PROBLEM STATEMENT -
From the data below, copy each line that includes the word "pracowników".

Page and application data records -
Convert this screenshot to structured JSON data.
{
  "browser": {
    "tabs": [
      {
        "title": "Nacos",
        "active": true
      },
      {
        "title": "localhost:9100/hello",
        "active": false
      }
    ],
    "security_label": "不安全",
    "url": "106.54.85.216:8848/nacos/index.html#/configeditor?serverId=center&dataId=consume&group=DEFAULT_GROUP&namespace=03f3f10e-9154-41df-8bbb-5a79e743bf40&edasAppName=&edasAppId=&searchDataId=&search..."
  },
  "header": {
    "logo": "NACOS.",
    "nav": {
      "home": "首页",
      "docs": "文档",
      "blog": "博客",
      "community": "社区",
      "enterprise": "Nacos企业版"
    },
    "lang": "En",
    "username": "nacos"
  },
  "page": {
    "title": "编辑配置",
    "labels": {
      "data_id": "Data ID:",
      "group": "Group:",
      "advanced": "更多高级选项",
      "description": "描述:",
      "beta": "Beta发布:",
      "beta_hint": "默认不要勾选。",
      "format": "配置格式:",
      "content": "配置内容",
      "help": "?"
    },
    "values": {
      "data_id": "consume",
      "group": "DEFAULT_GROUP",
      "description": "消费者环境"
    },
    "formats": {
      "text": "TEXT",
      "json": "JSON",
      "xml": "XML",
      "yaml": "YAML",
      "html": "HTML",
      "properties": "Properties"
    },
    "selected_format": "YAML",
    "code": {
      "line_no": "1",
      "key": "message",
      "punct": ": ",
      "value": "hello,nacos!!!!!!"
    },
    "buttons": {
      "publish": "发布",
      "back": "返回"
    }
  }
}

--

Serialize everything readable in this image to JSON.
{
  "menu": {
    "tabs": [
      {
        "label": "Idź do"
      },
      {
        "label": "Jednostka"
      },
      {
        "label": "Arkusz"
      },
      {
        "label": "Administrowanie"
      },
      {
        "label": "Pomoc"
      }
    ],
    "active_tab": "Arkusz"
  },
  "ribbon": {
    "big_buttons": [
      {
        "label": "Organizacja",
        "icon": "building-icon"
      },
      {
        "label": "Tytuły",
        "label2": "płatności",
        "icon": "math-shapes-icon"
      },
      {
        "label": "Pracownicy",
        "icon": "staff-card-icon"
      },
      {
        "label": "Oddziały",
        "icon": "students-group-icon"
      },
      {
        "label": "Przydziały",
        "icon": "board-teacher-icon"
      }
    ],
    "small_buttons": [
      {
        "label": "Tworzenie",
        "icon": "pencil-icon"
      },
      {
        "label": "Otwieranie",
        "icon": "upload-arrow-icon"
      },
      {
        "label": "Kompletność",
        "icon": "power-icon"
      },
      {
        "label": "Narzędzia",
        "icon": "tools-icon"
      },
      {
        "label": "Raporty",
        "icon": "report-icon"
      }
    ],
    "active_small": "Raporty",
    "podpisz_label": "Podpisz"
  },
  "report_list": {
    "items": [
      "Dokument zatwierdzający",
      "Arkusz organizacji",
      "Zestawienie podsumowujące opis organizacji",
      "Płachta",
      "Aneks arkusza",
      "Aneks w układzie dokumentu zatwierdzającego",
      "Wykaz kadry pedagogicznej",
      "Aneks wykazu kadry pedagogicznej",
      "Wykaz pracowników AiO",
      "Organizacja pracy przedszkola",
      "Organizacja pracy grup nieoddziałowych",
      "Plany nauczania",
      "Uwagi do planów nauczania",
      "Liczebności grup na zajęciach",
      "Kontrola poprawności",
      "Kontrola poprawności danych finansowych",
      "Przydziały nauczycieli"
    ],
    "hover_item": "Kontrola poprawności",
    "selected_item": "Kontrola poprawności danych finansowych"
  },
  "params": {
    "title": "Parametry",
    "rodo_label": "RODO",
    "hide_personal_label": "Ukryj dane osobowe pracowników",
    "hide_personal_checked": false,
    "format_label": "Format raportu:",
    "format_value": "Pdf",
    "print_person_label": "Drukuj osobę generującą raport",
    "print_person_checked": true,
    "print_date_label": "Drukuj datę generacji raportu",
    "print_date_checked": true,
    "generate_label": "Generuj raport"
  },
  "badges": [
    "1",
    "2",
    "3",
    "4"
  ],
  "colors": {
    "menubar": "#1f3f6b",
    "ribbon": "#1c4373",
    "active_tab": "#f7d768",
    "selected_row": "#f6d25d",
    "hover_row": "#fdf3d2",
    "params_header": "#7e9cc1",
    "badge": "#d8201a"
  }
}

EXERCISE SOLUTION -
      "Wykaz pracowników AiO",
    "hide_personal_label": "Ukryj dane osobowe pracowników",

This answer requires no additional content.